With this most obvious solution comes the most obvious problem as to whether or not running an application like this will consume all of your 1000 free dyno hours in one month. Well, no.
There are at max 744 hours per month, meaning you can actually run one application with this method and you'll be fine, but if you try running more than one you'll probably start running into some problems.
One potential workaround to this would be to make a new account for each application, but that's probably as tedious and annoying as it sounds. If you're really at this stage, you should consider actually supporting Heroku and buying hobby dynos at least, or switching to some other platform like AWS.
NewRelic is actually intended to be used for performance monitoring of web applications - so keeping track of things like uptime, throughput etc.
However, it can also be used to ping any website. It is quite easy to use due to the fact that it can be attached to your Heroku application as a Heroku add-on from your dashboard.
Once you have deployed your Heroku application and added the NewRelic RPM add-on:
If you happen to have access to some other reliable UNIX-like server, you can use cron jobs or the
watch Unix command along with cURL to ping your application. This post on stack overflow explains how to make cron jobs with an interval of less than an hour.
It is important to make sure you are not using the
ping command, for example:
ping -c 5 eonu.herokuapp.com
This is because
ping uses ICMP to make requests, which is different to the typical HTTP used to make web requests.

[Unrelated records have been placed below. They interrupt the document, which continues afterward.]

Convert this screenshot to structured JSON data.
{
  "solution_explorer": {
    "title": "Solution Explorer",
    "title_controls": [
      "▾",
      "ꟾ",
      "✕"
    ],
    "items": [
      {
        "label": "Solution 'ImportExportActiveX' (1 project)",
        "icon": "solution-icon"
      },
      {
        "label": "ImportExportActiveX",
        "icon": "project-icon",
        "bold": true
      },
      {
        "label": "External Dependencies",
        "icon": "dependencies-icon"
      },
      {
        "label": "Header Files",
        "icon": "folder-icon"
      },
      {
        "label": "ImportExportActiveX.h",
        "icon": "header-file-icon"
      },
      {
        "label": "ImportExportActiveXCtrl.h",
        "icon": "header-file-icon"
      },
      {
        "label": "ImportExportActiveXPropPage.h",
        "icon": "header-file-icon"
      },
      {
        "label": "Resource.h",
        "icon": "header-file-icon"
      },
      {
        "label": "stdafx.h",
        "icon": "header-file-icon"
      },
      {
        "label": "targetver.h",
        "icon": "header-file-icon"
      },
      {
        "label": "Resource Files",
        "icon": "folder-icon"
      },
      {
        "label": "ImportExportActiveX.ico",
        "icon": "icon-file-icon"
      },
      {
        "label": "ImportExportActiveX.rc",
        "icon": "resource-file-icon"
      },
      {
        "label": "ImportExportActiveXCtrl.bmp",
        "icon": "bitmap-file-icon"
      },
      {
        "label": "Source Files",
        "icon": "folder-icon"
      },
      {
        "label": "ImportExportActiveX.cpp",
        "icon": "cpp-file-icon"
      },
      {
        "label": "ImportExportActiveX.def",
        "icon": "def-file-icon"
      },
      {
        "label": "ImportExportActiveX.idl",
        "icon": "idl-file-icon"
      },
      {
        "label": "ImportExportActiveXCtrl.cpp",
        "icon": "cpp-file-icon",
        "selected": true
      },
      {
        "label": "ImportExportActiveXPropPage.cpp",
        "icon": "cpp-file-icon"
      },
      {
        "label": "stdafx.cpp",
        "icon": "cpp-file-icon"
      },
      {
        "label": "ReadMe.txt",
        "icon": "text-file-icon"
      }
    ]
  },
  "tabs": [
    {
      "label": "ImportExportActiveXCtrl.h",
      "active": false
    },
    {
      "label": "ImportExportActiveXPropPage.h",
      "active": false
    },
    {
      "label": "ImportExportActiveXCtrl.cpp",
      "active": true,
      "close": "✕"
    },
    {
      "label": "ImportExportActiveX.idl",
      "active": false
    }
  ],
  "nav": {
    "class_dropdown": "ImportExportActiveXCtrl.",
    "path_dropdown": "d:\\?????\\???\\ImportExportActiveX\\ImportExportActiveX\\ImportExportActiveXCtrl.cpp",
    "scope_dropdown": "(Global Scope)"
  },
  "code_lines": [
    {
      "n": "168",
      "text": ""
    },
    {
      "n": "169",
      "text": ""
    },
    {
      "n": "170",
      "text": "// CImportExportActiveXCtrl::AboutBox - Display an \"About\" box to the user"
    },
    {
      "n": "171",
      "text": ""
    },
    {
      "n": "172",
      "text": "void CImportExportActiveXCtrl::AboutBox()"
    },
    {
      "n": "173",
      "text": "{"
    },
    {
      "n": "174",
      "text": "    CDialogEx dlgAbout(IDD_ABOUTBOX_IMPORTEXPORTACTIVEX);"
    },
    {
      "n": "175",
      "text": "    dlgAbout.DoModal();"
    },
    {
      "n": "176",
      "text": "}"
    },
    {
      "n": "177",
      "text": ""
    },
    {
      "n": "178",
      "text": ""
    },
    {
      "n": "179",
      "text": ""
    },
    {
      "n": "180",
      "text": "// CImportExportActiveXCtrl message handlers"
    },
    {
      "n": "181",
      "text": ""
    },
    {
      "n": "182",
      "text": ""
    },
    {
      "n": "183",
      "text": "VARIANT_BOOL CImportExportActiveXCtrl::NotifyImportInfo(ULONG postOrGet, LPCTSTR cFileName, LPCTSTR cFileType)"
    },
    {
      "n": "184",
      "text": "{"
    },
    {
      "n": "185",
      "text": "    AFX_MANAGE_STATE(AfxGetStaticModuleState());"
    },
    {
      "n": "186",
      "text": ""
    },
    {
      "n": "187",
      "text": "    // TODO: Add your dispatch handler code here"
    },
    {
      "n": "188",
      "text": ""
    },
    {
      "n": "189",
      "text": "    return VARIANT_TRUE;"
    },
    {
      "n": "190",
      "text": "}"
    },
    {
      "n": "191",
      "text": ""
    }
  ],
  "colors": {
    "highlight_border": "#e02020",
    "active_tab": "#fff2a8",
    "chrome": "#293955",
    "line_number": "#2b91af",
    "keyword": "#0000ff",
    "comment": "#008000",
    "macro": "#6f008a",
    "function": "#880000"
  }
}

Here's a few other applications you can use for keeping your Heroku application awake: